What you are asked to do » Repeat all the records, precisely as given.

Exercise input »
[Start of section]

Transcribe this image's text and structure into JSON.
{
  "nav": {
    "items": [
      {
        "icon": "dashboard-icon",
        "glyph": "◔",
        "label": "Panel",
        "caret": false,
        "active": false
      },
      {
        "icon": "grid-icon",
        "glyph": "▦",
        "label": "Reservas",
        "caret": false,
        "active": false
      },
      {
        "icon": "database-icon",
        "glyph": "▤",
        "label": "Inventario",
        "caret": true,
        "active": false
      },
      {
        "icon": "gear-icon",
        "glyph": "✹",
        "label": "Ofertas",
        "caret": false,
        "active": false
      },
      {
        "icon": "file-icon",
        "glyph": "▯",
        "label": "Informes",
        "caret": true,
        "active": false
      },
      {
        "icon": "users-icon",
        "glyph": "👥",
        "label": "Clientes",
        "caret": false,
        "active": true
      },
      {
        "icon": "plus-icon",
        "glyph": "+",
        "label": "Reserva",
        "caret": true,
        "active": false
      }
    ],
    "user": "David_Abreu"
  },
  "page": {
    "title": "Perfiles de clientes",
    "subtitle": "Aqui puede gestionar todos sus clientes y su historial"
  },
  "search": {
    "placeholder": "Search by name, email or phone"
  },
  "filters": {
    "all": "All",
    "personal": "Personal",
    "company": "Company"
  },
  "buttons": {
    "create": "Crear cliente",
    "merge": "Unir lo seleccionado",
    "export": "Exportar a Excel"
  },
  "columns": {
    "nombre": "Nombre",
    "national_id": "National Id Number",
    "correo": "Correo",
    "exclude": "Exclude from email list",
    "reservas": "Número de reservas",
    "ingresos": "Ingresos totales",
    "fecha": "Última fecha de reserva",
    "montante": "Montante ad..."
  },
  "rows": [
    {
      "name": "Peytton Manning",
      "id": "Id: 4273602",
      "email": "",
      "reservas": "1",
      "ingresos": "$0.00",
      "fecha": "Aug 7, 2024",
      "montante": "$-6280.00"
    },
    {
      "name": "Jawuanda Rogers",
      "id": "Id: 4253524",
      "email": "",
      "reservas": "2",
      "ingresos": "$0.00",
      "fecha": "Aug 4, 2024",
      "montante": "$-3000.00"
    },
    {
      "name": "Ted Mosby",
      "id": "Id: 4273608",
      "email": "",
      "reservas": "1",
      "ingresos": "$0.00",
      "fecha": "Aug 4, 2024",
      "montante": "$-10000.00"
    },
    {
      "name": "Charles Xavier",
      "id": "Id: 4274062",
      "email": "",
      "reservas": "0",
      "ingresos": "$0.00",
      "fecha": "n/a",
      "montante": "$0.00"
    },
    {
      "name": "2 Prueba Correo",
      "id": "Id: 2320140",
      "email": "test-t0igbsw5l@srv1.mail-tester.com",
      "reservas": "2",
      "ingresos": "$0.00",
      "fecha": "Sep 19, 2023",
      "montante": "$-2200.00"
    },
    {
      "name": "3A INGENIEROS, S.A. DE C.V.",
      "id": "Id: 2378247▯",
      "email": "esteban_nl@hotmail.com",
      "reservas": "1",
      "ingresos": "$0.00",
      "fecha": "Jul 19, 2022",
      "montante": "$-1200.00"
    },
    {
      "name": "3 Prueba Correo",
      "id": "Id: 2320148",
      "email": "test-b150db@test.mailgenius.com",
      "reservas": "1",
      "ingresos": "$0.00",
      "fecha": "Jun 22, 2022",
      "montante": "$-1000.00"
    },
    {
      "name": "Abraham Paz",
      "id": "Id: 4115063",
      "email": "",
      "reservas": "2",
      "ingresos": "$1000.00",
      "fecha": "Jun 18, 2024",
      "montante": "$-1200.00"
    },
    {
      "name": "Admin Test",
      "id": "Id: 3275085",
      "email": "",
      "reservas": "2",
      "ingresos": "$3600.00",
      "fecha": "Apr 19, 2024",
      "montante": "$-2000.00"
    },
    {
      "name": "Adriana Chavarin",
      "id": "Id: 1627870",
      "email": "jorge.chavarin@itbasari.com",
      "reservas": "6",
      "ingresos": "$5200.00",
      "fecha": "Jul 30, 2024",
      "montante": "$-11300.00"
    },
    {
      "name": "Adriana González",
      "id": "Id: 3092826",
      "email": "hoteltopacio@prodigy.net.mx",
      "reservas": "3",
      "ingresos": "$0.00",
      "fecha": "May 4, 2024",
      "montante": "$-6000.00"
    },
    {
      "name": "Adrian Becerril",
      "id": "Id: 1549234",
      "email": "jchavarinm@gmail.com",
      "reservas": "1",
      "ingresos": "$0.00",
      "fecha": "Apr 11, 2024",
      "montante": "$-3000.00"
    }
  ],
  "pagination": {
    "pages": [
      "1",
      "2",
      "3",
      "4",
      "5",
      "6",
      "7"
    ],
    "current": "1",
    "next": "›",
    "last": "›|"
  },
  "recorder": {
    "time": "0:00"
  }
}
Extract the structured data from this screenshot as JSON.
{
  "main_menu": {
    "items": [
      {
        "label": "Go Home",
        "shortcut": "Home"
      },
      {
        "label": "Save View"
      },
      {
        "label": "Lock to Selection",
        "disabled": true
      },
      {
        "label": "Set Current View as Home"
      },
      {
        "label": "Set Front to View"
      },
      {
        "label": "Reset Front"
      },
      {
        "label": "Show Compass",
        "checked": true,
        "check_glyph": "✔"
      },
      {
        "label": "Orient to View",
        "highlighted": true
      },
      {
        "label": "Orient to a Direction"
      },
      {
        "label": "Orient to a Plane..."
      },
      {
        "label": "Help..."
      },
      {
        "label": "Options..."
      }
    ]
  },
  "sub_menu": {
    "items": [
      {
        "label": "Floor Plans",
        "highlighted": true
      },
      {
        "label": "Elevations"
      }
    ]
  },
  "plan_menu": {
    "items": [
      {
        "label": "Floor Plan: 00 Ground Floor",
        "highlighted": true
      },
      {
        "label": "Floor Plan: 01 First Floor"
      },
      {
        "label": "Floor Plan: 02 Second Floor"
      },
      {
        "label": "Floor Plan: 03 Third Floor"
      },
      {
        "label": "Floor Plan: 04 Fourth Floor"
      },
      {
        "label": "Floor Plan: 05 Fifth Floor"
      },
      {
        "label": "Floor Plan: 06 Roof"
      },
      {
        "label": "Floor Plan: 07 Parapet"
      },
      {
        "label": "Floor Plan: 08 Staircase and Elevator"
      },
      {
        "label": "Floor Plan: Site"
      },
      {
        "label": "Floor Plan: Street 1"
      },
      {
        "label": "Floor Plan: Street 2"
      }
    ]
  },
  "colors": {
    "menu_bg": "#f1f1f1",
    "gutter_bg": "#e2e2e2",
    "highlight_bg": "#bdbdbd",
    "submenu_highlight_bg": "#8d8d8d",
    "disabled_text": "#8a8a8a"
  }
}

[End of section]

Problem solution »
Transcribe this image's text and structure into JSON.
{
  "nav": {
    "items": [
      {
        "icon": "dashboard-icon",
        "glyph": "◔",
        "label": "Panel",
        "caret": false,
        "active": false
      },
      {
        "icon": "grid-icon",
        "glyph": "▦",
        "label": "Reservas",
        "caret": false,
        "active": false
      },
      {
        "icon": "database-icon",
        "glyph": "▤",
        "label": "Inventario",
        "caret": true,
        "active": false
      },
      {
        "icon": "gear-icon",
        "glyph": "✹",
        "label": "Ofertas",
        "caret": false,
        "active": false
      },
      {
        "icon": "file-icon",
        "glyph": "▯",
        "label": "Informes",
        "caret": true,
        "active": false
      },
      {
        "icon": "users-icon",
        "glyph": "👥",
        "label": "Clientes",
        "caret": false,
        "active": true
      },
      {
        "icon": "plus-icon",
        "glyph": "+",
        "label": "Reserva",
        "caret": true,
        "active": false
      }
    ],
    "user": "David_Abreu"
  },
  "page": {
    "title": "Perfiles de clientes",
    "subtitle": "Aqui puede gestionar todos sus clientes y su historial"
  },
  "search": {
    "placeholder": "Search by name, email or phone"
  },
  "filters": {
    "all": "All",
    "personal": "Personal",
    "company": "Company"
  },
  "buttons": {
    "create": "Crear cliente",
    "merge": "Unir lo seleccionado",
    "export": "Exportar a Excel"
  },
  "columns": {
    "nombre": "Nombre",
    "national_id": "National Id Number",
    "correo": "Correo",
    "exclude": "Exclude from email list",
    "reservas": "Número de reservas",
    "ingresos": "Ingresos totales",
    "fecha": "Última fecha de reserva",
    "montante": "Montante ad..."
  },
  "rows": [
    {
      "name": "Peytton Manning",
      "id": "Id: 4273602",
      "email": "",
      "reservas": "1",
      "ingresos": "$0.00",
      "fecha": "Aug 7, 2024",
      "montante": "$-6280.00"
    },
    {
      "name": "Jawuanda Rogers",
      "id": "Id: 4253524",
      "email": "",
      "reservas": "2",
      "ingresos": "$0.00",
      "fecha": "Aug 4, 2024",
      "montante": "$-3000.00"
    },
    {
      "name": "Ted Mosby",
      "id": "Id: 4273608",
      "email": "",
      "reservas": "1",
      "ingresos": "$0.00",
      "fecha": "Aug 4, 2024",
      "montante": "$-10000.00"
    },
    {
      "name": "Charles Xavier",
      "id": "Id: 4274062",
      "email": "",
      "reservas": "0",
      "ingresos": "$0.00",
      "fecha": "n/a",
      "montante": "$0.00"
    },
    {
      "name": "2 Prueba Correo",
      "id": "Id: 2320140",
      "email": "test-t0igbsw5l@srv1.mail-tester.com",
      "reservas": "2",
      "ingresos": "$0.00",
      "fecha": "Sep 19, 2023",
      "montante": "$-2200.00"
    },
    {
      "name": "3A INGENIEROS, S.A. DE C.V.",
      "id": "Id: 2378247▯",
      "email": "esteban_nl@hotmail.com",
      "reservas": "1",
      "ingresos": "$0.00",
      "fecha": "Jul 19, 2022",
      "montante": "$-1200.00"
    },
    {
      "name": "3 Prueba Correo",
      "id": "Id: 2320148",
      "email": "test-b150db@test.mailgenius.com",
      "reservas": "1",
      "ingresos": "$0.00",
      "fecha": "Jun 22, 2022",
      "montante": "$-1000.00"
    },
    {
      "name": "Abraham Paz",
      "id": "Id: 4115063",
      "email": "",
      "reservas": "2",
      "ingresos": "$1000.00",
      "fecha": "Jun 18, 2024",
      "montante": "$-1200.00"
    },
    {
      "name": "Admin Test",
      "id": "Id: 3275085",
      "email": "",
      "reservas": "2",
      "ingresos": "$3600.00",
      "fecha": "Apr 19, 2024",
      "montante": "$-2000.00"
    },
    {
      "name": "Adriana Chavarin",
      "id": "Id: 1627870",
      "email": "jorge.chavarin@itbasari.com",
      "reservas": "6",
      "ingresos": "$5200.00",
      "fecha": "Jul 30, 2024",
      "montante": "$-11300.00"
    },
    {
      "name": "Adriana González",
      "id": "Id: 3092826",
      "email": "hoteltopacio@prodigy.net.mx",
      "reservas": "3",
      "ingresos": "$0.00",
      "fecha": "May 4, 2024",
      "montante": "$-6000.00"
    },
    {
      "name": "Adrian Becerril",
      "id": "Id: 1549234",
      "email": "jchavarinm@gmail.com",
      "reservas": "1",
      "ingresos": "$0.00",
      "fecha": "Apr 11, 2024",
      "montante": "$-3000.00"
    }
  ],
  "pagination": {
    "pages": [
      "1",
      "2",
      "3",
      "4",
      "5",
      "6",
      "7"
    ],
    "current": "1",
    "next": "›",
    "last": "›|"
  },
  "recorder": {
    "time": "0:00"
  }
}
Extract the structured data from this screenshot as JSON.
{
  "main_menu": {
    "items": [
      {
        "label": "Go Home",
        "shortcut": "Home"
      },
      {
        "label": "Save View"
      },
      {
        "label": "Lock to Selection",
        "disabled": true
      },
      {
        "label": "Set Current View as Home"
      },
      {
        "label": "Set Front to View"
      },
      {
        "label": "Reset Front"
      },
      {
        "label": "Show Compass",
        "checked": true,
        "check_glyph": "✔"
      },
      {
        "label": "Orient to View",
        "highlighted": true
      },
      {
        "label": "Orient to a Direction"
      },
      {
        "label": "Orient to a Plane..."
      },
      {
        "label": "Help..."
      },
      {
        "label": "Options..."
      }
    ]
  },
  "sub_menu": {
    "items": [
      {
        "label": "Floor Plans",
        "highlighted": true
      },
      {
        "label": "Elevations"
      }
    ]
  },
  "plan_menu": {
    "items": [
      {
        "label": "Floor Plan: 00 Ground Floor",
        "highlighted": true
      },
      {
        "label": "Floor Plan: 01 First Floor"
      },
      {
        "label": "Floor Plan: 02 Second Floor"
      },
      {
        "label": "Floor Plan: 03 Third Floor"
      },
      {
        "label": "Floor Plan: 04 Fourth Floor"
      },
      {
        "label": "Floor Plan: 05 Fifth Floor"
      },
      {
        "label": "Floor Plan: 06 Roof"
      },
      {
        "label": "Floor Plan: 07 Parapet"
      },
      {
        "label": "Floor Plan: 08 Staircase and Elevator"
      },
      {
        "label": "Floor Plan: Site"
      },
      {
        "label": "Floor Plan: Street 1"
      },
      {
        "label": "Floor Plan: Street 2"
      }
    ]
  },
  "colors": {
    "menu_bg": "#f1f1f1",
    "gutter_bg": "#e2e2e2",
    "highlight_bg": "#bdbdbd",
    "submenu_highlight_bg": "#8d8d8d",
    "disabled_text": "#8a8a8a"
  }
}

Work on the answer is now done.